The second season’s exploration of wellness feels like a natural extension of the first. There is quite a bit of crossover in these two fields of interest. The concept of wellness is far more expansive though, and there is much for Marie and Gallucci to explore. They spend a large portion of the season looking into dietary supplements and their relationship with regulation and pharmaceuticals.

This season also gets far more personal. Marie and Gallucci talk about their personal wellness beliefs and regimens, and Marie tries a handful of therapies and supplements on herself. Marie also explores her family’s dedication to essential oils and explores how a traumatic incident during her childhood has influenced her stringent views on optimism.

If you are looking for an unbiased exploration on the topic of wellness, “The Dream” is not where you should look – it’s basically the antithesis of “The Goop Lab.” Jane Marie comes into her research and the show with a concrete view and there is not much that will convince her she could be wrong. This can be a problem for the show. Though it does its journalistic due diligence, Marie’s uncompromising distrust of the industry is likely to put some listeners in an uncomfortable position.

At the same time, however, Marie’s nihilism and righteousness are what keep the podcast interesting. She is a strong antidote to the pipedream verbiage of the industry. Her reprehension creates an engaging tension that keeps you listening to the series as she discusses the frequencies of lemongrass with her aunt and tests whether magnets can heal her sore knee.

Whether you are a wellness cynic like Marie or just surrounded by the industry’s messaging, “The Dream” will guide you on a fascinating exploration of what people will do to feel or seem healthier.
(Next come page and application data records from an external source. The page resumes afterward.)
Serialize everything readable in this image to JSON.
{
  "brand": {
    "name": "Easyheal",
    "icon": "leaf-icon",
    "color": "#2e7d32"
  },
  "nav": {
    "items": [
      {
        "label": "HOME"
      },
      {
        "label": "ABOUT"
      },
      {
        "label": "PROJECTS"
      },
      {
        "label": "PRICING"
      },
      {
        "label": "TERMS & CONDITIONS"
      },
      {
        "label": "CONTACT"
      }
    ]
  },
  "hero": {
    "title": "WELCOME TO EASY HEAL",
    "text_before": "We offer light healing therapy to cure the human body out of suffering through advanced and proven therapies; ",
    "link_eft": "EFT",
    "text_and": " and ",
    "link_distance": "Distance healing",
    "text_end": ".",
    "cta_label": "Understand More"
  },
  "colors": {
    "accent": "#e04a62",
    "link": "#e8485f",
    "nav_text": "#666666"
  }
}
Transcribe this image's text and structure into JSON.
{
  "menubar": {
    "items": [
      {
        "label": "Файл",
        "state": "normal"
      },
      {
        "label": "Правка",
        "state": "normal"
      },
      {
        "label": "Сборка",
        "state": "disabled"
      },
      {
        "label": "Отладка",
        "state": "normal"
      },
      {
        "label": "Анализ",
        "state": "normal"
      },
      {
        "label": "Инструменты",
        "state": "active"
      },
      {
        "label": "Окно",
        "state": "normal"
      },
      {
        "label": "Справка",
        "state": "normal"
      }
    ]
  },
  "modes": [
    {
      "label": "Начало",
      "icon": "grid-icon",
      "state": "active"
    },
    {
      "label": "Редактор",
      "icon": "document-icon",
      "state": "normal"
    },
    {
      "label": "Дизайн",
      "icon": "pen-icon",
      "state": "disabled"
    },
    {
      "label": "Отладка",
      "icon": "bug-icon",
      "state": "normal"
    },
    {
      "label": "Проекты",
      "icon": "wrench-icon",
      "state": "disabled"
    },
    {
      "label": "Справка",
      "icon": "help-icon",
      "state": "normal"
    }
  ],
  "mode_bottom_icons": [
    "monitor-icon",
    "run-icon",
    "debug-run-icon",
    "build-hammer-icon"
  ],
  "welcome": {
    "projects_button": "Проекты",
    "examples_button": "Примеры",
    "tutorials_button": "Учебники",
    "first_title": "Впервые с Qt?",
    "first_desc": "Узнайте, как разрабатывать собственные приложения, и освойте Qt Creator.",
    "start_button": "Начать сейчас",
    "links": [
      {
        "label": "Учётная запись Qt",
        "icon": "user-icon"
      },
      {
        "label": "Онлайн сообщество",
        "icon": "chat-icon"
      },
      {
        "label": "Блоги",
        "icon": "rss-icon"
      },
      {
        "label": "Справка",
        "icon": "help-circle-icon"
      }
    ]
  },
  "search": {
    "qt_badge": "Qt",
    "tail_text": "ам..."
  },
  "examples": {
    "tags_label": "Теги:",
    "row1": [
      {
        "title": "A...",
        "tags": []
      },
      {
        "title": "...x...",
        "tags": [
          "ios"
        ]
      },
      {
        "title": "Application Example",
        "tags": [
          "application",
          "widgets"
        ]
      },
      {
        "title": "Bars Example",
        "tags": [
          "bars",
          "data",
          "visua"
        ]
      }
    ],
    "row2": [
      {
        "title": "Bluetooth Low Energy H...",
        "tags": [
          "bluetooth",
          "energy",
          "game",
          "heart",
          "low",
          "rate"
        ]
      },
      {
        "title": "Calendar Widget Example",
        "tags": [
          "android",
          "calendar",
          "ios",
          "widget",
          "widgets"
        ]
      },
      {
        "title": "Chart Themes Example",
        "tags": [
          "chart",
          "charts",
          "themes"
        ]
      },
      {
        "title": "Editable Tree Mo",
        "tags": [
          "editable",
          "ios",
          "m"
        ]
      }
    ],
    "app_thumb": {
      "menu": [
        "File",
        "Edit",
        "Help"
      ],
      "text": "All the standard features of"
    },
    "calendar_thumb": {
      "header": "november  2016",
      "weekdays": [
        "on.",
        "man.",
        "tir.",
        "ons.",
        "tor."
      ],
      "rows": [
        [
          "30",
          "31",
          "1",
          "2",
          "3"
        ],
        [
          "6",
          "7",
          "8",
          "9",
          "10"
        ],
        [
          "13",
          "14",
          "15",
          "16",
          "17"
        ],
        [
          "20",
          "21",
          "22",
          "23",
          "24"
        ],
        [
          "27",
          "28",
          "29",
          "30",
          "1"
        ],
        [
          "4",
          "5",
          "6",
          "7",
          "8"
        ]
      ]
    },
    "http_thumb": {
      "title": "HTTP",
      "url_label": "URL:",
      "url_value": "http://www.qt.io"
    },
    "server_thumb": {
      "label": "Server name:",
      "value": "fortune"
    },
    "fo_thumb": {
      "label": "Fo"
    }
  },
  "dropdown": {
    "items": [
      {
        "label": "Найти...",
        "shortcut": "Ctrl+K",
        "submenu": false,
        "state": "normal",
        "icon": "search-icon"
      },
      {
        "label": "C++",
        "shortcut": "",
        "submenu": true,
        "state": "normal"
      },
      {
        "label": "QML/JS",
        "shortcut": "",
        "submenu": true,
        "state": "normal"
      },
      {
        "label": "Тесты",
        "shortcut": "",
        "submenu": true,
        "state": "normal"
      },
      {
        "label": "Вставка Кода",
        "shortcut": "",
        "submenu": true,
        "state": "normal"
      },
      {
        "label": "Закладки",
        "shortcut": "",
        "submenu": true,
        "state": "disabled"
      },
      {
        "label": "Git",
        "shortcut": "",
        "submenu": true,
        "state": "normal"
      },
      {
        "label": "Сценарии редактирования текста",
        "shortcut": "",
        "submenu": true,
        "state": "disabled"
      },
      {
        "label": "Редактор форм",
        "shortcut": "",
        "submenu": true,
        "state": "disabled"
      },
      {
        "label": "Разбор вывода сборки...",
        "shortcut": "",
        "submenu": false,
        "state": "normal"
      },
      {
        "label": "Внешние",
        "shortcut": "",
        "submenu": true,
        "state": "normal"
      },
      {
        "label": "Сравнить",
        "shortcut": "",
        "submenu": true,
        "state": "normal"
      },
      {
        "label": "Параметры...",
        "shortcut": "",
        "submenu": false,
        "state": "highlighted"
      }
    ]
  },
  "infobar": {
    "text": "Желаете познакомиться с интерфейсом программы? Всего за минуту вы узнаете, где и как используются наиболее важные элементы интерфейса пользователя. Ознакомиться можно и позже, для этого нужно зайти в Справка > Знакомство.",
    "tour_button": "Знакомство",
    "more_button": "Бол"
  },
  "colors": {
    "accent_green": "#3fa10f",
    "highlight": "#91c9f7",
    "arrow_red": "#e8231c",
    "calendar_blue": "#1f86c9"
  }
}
And it might just make you think twice before picking up that bottle of “vitamins.”